Analog Recovery 4: Starry Night


“Glamorous premieres are nothing new to Hollywood, but according to some observers, Hollywood outdid itself on the opening of Judy Garland's new film, A Star is Born. Searchlights streaked the night sky above the Pantages Theater and 30,000 people jammed the streets to watch a galaxy of stars pour in to honor Judy.”—from Magnum Photos distribution sheet

For the latest installment in a regular series copresented with the Magnum Photos Archive and edited by John Jacob, we feature stunning photographs by Dennis Stock of "one of the biggest street carnivals of all time"—the 1954 premiere of the classic film A Star is Born.

New York City native Dennis Stock (1928–2010) left home at 17 to join the United States Navy. In 1947, he became an apprentice to Life magazine photographer Gjon Mili and won first prize in the publication’s Young Photographers contest. He joined the photographic cooperative Magnum Photos in 1951. Stock is perhaps best known for his iconic photographs of Hollywood stars, most notably James Dean, as well as his lively portraits of jazz musicians such as Louis Armstrong, Billie Holiday, Gene Krupa, and Duke Ellington, which were published in the book Jazz Street (Doubleday, 1960). In 1968, Stock took a one-year leave of absence from Magnum to create the film-production company Visual Objectives, where he shot several documentaries. He subsequently served as president of Magnum’s film and new-media division in 1969 and 1970. His photographic subjects in the ensuing years included California hippies, landscapes, and the architecture of large cities. Stock taught numerous workshops and exhibited his work widely in France, Germany, Italy, the U.S., and Japan.
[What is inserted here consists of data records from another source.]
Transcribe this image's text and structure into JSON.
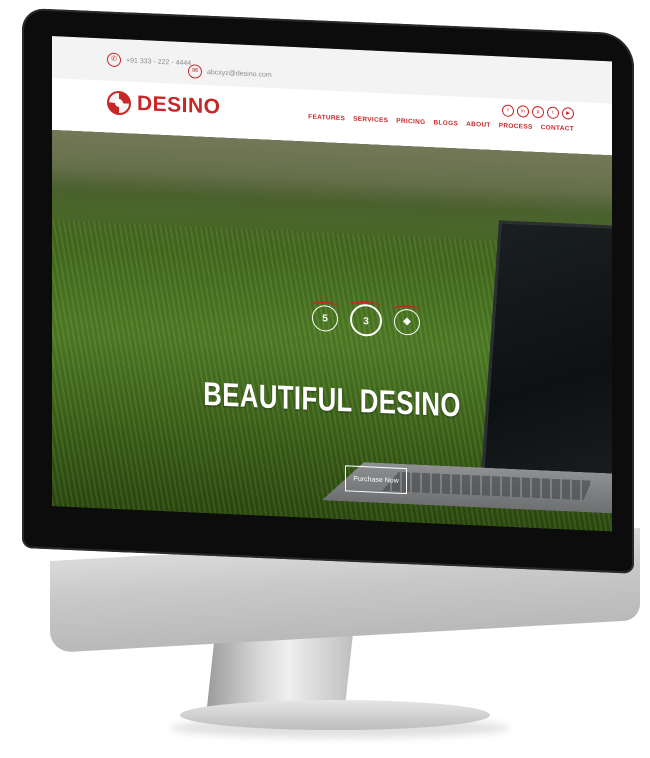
{
  "topbar": {
    "phone": "+91 333 - 222 - 4444",
    "email": "abcxyz@desino.com"
  },
  "brand": {
    "name": "DESINO",
    "accent": "#c62828"
  },
  "social_icons": [
    "facebook-icon",
    "linkedin-icon",
    "pinterest-icon",
    "twitter-icon",
    "youtube-icon"
  ],
  "nav": {
    "items": [
      "FEATURES",
      "SERVICES",
      "PRICING",
      "BLOGS",
      "ABOUT",
      "PROCESS",
      "CONTACT"
    ]
  },
  "hero": {
    "icons": [
      "html5-icon",
      "css3-icon",
      "dropbox-icon"
    ],
    "headline": "BEAUTIFUL DESINO",
    "cta": "Purchase Now"
  }
}
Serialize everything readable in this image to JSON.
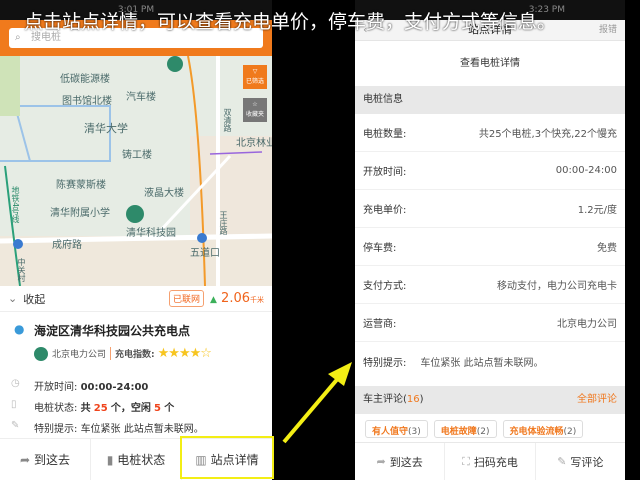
{
  "caption": "点击站点详情，可以查看充电单价，停车费，支付方式等信息。",
  "left": {
    "status_time": "3:01 PM",
    "search_placeholder": "搜电桩",
    "map": {
      "labels": [
        "低碳能源楼",
        "图书馆北楼",
        "汽车楼",
        "清华大学",
        "铸工楼",
        "陈赛蒙斯楼",
        "液晶大楼",
        "清华附属小学",
        "清华科技园",
        "成府路",
        "五道口",
        "双清路",
        "北京林业",
        "王庄路",
        "地铁4号线",
        "中关村"
      ],
      "filter_label": "已筛选",
      "favorites_label": "收藏夹"
    },
    "collapse_label": "收起",
    "online_badge": "已联网",
    "distance": "2.06",
    "distance_unit": "千米",
    "station_name": "海淀区清华科技园公共充电点",
    "operator": "北京电力公司",
    "charge_index_label": "充电指数:",
    "rating": 4,
    "rating_max": 5,
    "open_label": "开放时间:",
    "open_value": "00:00-24:00",
    "pile_label": "电桩状态:",
    "pile_total_prefix": "共",
    "pile_total": "25",
    "pile_mid": "个，空闲",
    "pile_free": "5",
    "pile_suffix": "个",
    "note_label": "特别提示:",
    "note_value": "车位紧张 此站点暂未联网。",
    "actions": [
      "到这去",
      "电桩状态",
      "站点详情"
    ]
  },
  "right": {
    "status_time": "3:23 PM",
    "title": "站点详情",
    "report": "报错",
    "view_piles": "查看电桩详情",
    "section": "电桩信息",
    "rows": [
      {
        "label": "电桩数量:",
        "value": "共25个电桩,3个快充,22个慢充"
      },
      {
        "label": "开放时间:",
        "value": "00:00-24:00"
      },
      {
        "label": "充电单价:",
        "value": "1.2元/度"
      },
      {
        "label": "停车费:",
        "value": "免费"
      },
      {
        "label": "支付方式:",
        "value": "移动支付，电力公司充电卡"
      },
      {
        "label": "运营商:",
        "value": "北京电力公司"
      },
      {
        "label": "特别提示:",
        "value": "车位紧张 此站点暂未联网。"
      }
    ],
    "reviews_label": "车主评论(",
    "reviews_count": "16",
    "reviews_close": ")",
    "all_reviews": "全部评论",
    "tags": [
      {
        "name": "有人值守",
        "count": "(3)"
      },
      {
        "name": "电桩故障",
        "count": "(2)"
      },
      {
        "name": "充电体验流畅",
        "count": "(2)"
      }
    ],
    "actions": [
      "到这去",
      "扫码充电",
      "写评论"
    ]
  },
  "colors": {
    "accent": "#f0781e",
    "highlight": "#f3ee15"
  }
}
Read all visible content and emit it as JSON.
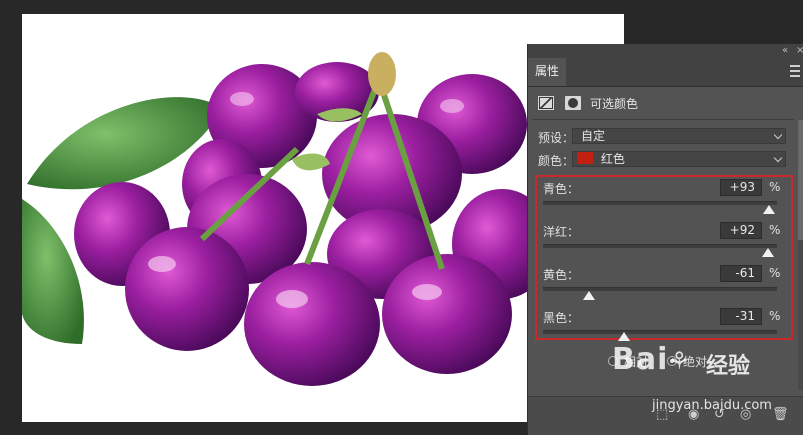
{
  "canvas": {
    "image": "purple-cherries",
    "background": "#ffffff"
  },
  "panel": {
    "tab_label": "属性",
    "adjustment_name": "可选颜色",
    "preset_label": "预设：",
    "preset_value": "自定",
    "colors_label": "颜色：",
    "colors_value": "红色",
    "colors_swatch": "#c21f10",
    "sliders": [
      {
        "label": "青色：",
        "value": "+93",
        "unit": "%",
        "level": 0.965
      },
      {
        "label": "洋红：",
        "value": "+92",
        "unit": "%",
        "level": 0.96
      },
      {
        "label": "黄色：",
        "value": "-61",
        "unit": "%",
        "level": 0.195
      },
      {
        "label": "黑色：",
        "value": "-31",
        "unit": "%",
        "level": 0.345
      }
    ],
    "highlight_color": "#c9292b",
    "method_relative": "相对",
    "method_absolute": "绝对",
    "method_selected": "absolute"
  },
  "watermark": {
    "brand": "Bai",
    "brand_suffix": "经验",
    "url": "jingyan.baidu.com"
  }
}
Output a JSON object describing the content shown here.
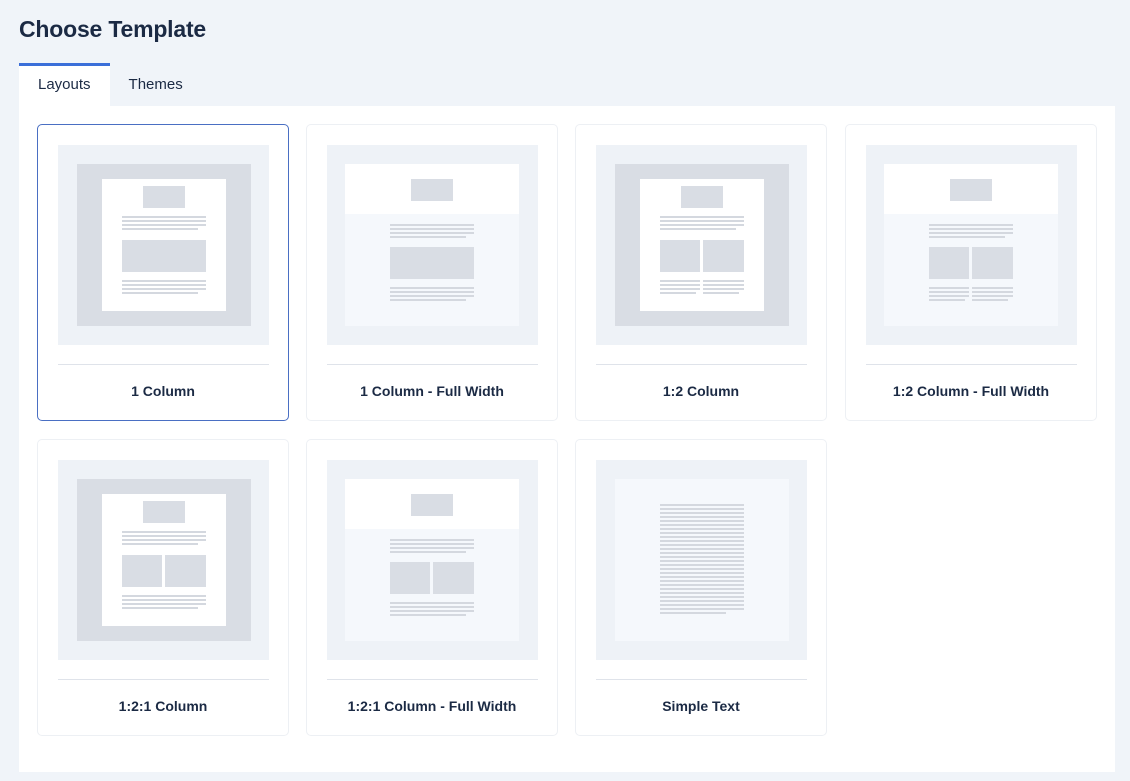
{
  "page": {
    "title": "Choose Template"
  },
  "tabs": [
    {
      "label": "Layouts",
      "active": true
    },
    {
      "label": "Themes",
      "active": false
    }
  ],
  "templates": [
    {
      "label": "1 Column",
      "selected": true
    },
    {
      "label": "1 Column - Full Width",
      "selected": false
    },
    {
      "label": "1:2 Column",
      "selected": false
    },
    {
      "label": "1:2 Column - Full Width",
      "selected": false
    },
    {
      "label": "1:2:1 Column",
      "selected": false
    },
    {
      "label": "1:2:1 Column - Full Width",
      "selected": false
    },
    {
      "label": "Simple Text",
      "selected": false
    }
  ],
  "colors": {
    "accent": "#3b6fd9",
    "selected_border": "#4a6fc3",
    "text": "#1b2a44",
    "background": "#f0f4f9"
  }
}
John Jacob is the McEvoy Family Curator for Photography at the Smithsonian American Art Museum. He has been director of the Photographic Resource Center at Boston University; director of Legacy Programs at the Magnum Foundation, New York; and director of the Inge Morath Foundation, New York. Jacob’s books include Inge Morath: First Color (2009), Man Ray: Trees + Flowers - Insects Animals (2009), and 2012’s Kodak Girl: From the Martha Cooper Collection, all published by Steidl. Recent exhibitions at the Smithsonian American Art Museum in Washington D.C. include Welcome Home: A Portrait of East Baltimore, 1975–1980 (2021), New on View: Dawoud Bey and William H. Johnson (2020), Trevor Paglen: Sites Unseen (2018), Diane Arbus: A Box of Ten Photographs (2018), and Harlem Heroes: Photographs by Carl Van Vechten (2016).